Open from 9:00am to 6:00pm.
Lunch at Colon Street
Head over to Philippines’ oldest and the shortest national road (whatever that means) Colon. Once the epicentre of Cebu City’s shopping and business activities, the street today is crowded, a bit rundown, dirty as hell, but worthy of visiting for a peek into local ways of life. There are some good eateries here such as Cebu’s Original Lechon Belly.
Eat the nation’s favourite dish, lechon or the suckling pig. In fact, food was what I remember most from my trip to Cebu. Each dish colourful, each portion piquant and plentiful. Lechon is another remnant of the city’s Spanish past. Lechon is served with vinegar and rice, and its uniquely wholesome flavour is PRETTY hard to forget.
You could try the Lechon in Colon if you have the stomach for it, or if you prefer more sedate surroundings, try it at the House of Lechon on Acacia street, 15 minutes away.
Cebu’s Taoist Temple is located in Beverly Hills Subdivision of Cebu City. At a height of 110 meters ASL, the temple grants great views of the surrounding areas and includes a chapel, a library, a souvenir shop, and a wishing well inside. There are impressive statues and decorations around that make for an entertaining hour-long walk. Not to mention that climbing the 81 steps to the altar (representing the 81 chapters of the Tao scriptures) helped me work out the heavy lunch consumed an hour ago.
If very tired, or heck, even if not, try the inexpensive and very relaxing spas at Cebu. Spa Esc at the Radisson Blu hotel located at Corner Juan Luna Avenue is one of the top spas in the city. According to the AsiaSpa magazine, a few others of note are: Chi at Shangri-La Mactan, Aum Spa at Crimson Resort and Spa, Mogambo Springs at Plantation Bay Resort and Spa, Spa del Mar at Movenpick Hotel Mactan Island, Anuma Spa at Maribago Bluewater Beach Resort, Badian Natural Spa & Thalasso at Badian Island Resort & Spa, and Undina Spa at Pulchra.

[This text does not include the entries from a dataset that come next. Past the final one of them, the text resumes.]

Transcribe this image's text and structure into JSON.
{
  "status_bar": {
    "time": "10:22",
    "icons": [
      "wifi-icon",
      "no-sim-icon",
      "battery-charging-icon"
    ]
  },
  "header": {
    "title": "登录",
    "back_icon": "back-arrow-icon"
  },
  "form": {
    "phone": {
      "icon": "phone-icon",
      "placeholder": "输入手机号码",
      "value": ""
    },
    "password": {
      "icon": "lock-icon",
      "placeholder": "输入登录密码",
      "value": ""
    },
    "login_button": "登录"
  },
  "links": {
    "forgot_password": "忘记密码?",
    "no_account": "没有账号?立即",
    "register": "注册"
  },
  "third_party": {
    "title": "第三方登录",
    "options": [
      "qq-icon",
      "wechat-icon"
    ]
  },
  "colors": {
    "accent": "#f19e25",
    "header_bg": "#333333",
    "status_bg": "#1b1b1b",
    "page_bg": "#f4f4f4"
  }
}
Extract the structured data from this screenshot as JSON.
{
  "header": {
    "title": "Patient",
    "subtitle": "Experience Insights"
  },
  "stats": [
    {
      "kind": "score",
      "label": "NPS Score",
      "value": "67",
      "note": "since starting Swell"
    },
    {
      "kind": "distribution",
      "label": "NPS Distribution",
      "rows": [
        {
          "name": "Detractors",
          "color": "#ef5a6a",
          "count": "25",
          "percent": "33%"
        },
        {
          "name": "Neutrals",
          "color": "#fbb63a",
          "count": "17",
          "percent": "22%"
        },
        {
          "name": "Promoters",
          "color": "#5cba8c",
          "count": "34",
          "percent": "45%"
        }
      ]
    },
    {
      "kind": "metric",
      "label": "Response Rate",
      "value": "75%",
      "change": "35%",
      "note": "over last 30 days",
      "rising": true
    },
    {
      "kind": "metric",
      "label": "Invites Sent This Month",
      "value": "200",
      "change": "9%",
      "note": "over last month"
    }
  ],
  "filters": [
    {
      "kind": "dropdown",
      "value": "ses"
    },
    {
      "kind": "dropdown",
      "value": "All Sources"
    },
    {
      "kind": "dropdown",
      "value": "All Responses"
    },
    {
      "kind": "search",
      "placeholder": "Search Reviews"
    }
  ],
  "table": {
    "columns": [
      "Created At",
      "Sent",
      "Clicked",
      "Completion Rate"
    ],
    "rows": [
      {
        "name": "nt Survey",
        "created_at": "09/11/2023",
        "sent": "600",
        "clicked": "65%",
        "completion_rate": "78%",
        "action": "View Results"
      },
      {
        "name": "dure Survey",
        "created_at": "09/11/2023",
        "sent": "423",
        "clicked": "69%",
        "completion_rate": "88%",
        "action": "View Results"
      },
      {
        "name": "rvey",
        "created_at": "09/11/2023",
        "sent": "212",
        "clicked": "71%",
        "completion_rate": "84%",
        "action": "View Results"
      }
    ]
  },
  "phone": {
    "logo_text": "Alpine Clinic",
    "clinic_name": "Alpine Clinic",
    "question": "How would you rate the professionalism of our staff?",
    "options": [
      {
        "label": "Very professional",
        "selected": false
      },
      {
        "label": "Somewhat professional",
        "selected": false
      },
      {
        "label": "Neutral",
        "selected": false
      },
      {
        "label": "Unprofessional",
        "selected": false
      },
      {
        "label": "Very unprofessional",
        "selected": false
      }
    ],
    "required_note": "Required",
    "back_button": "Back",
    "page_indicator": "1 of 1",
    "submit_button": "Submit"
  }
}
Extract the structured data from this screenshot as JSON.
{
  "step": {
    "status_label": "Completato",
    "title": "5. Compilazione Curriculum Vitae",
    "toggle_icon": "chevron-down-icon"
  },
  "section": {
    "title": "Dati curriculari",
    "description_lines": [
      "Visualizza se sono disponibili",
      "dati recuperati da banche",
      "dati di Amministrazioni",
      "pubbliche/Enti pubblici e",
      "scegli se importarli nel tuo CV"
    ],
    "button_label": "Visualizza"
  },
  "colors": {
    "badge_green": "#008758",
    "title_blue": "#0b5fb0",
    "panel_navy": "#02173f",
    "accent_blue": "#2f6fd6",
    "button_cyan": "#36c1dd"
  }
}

Why go to a shopping mall, you ask? The Ayala mall at Cebu is less of a shopping extravaganza (which it is) and more of a vibrant playground for people watching. Locals throng to it every evening, and one can spend hours sitting in its food courts or the top balconies merely people gazing. The mall also has a good collection of local handicrafts and boutiques. The array of food to sample is simply amazing. Load up on your Cebu gifts at Island Souvenirs.
Cebu is an easy city to get around in. There are plenty of cheap options: cars, buses, rickshaws, taxis, but the most amusing to me were the colourful Jeepneys. They sport quirky artwork on their sides and are apparently representative of local art and culture.
Dinner with a view
If you have more time, take a few day trips.
Day trips idea: Mactan and Shangri La
Mactan is about an hour away by car from Cebu city. Since Mactan is a coral island, it offers some of the best diving, snorkelling, and island hopping options in the Philippines. Take a marine tour in a glass bottom boat or go diving with SK divers.
Shangri La‘s Mactan Resort & Spa is a 5-star resort owned by Shangri-La Hotels located on the island of Mactan, Cebu. The resort has its own private man-made beach cove and its own marine sanctuary covering 6 hectares that holds over 100 species of fish and corals. I spent half a day at Shangri La, sipping on the local beer and tasting their chef special, beef shank soup.
Where to stay
Hotels are inexpensive in Cebu City, ranging from USD 40 to USD 100 per night. I stayed at Seda Ayala Center Cebu which was satisfactory; the best part being it was right next to the Ayala Mall. Rooms at USD 100 / night.
Other options are:
Harold Hotel with great food and service. Rooms at USD 60 / night
Red Planet Cebu. Close to all attractions. Room at USD 50/ night.
Flying to Cebu City
It is easy to get into Cebu City by air (though the airport is nothing to speak about). Most flights stop-over at Manila on the way.
You will need to pay an airport tax on departure from the city. The cost is around 750php and payable only in cash.